LOS ANGELES — Disney CEO Robert Iger will remain in his job through March 2015 and then serve as executive chairman for another 15 months to help break in a new chief executive, the company said Friday.
The definite end to what will be a decade-long tenure suggests the eventual promotion of one of his two closest lieutenants, either Jay Rasulo, the chief financial officer, or Tom Staggs, chairman of the parks division. The two veteran executives swapped jobs in late 2009 in a move that groomed both to take over one day.
Iger, 60, took the reins of The Walt Disney Co. in September 2005 after the tumultuous ouster of Michael Eisner following a shareholder revolt led by Roy Disney, the late nephew of the company's founder.
A former weatherman who rose through the ranks of ABC, Iger has orchestrated some of the company's biggest acquisitions, including the $7.4 billion purchase of animated movie studio Pixar in 2006 and the $4.2 billion acquisition of comic book giant Marvel in 2009.

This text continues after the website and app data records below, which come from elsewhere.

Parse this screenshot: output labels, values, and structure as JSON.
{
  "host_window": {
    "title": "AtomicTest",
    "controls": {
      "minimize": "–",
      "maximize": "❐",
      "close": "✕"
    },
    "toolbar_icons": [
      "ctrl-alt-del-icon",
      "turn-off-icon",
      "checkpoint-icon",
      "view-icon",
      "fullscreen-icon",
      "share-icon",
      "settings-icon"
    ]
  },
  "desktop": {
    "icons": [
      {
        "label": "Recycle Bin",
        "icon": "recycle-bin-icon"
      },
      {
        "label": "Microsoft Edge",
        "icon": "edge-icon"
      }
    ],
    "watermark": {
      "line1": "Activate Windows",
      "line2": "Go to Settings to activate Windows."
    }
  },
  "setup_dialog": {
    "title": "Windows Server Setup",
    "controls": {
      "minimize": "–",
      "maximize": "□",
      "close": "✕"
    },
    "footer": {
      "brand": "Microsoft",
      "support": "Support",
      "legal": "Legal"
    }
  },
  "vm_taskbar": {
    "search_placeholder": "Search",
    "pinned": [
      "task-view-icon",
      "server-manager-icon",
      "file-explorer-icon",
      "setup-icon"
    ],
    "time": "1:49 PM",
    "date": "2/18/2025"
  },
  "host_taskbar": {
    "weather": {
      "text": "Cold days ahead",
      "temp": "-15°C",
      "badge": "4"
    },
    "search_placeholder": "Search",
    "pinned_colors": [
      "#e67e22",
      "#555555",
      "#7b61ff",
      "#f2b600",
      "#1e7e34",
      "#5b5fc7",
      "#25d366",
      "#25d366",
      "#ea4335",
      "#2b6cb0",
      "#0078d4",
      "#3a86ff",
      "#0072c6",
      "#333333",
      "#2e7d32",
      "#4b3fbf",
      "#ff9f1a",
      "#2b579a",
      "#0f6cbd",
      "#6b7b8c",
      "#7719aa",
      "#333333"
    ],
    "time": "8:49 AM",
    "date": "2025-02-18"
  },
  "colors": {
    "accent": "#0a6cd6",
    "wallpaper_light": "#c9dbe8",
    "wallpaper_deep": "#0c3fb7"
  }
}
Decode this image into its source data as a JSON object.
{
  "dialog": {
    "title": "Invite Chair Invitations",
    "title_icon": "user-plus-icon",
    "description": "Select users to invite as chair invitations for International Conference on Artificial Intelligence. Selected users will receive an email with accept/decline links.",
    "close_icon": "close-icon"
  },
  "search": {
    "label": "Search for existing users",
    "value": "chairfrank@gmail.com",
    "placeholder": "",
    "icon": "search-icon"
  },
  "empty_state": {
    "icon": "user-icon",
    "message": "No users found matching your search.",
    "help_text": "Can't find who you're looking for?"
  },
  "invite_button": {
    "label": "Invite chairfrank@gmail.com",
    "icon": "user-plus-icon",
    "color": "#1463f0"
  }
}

Iger entered the Disney executive track when the house of Mickey Mouse bought Capital Cities/ABC for $19 billion in 1995, which also brought with it pay TV juggernaut ESPN.
One of Iger's first moves as chief executive was to right relations with Steve Jobs, the just-deceased Apple Inc. co-founder. Jobs worked with Iger to bring ABC shows to iTunes and ended up being Disney's largest shareholder and go-to adviser through its purchase of Pixar. On Wednesday, Iger called Jobs "a great friend."
Iger will also become chairman of Disney after John Pepper retires at the 2012 shareholder meeting in March.
Iger's contract had been set to expire in January 2013.
"The board is delighted that the company has been able to secure the longer-term continuation of Bob's unique blend of experience and leadership skills," Pepper said in a statement. "His ability to bring together the many parts of Disney's business against a clear and proven strategy, while instilling a culture of innovation, collaboration and discipline, will continue to serve the long-term interests of shareholders."
In 2010, Iger was awarded a pay package valued at $28 million, up 30 percent from a year earlier.
He received no upfront signing bonus for his new contract.
But a securities filing said he will receive an annual salary of $2.5 million, up from $2 million, and an incentive bonus target of $12 million per year through fiscal 2015, up from the target of $10 million earlier. Disney's fiscal year ends in late September or early October.
His annual stock grants bonus target was also set higher, at $15.5 million through fiscal 2015, up from $9 million.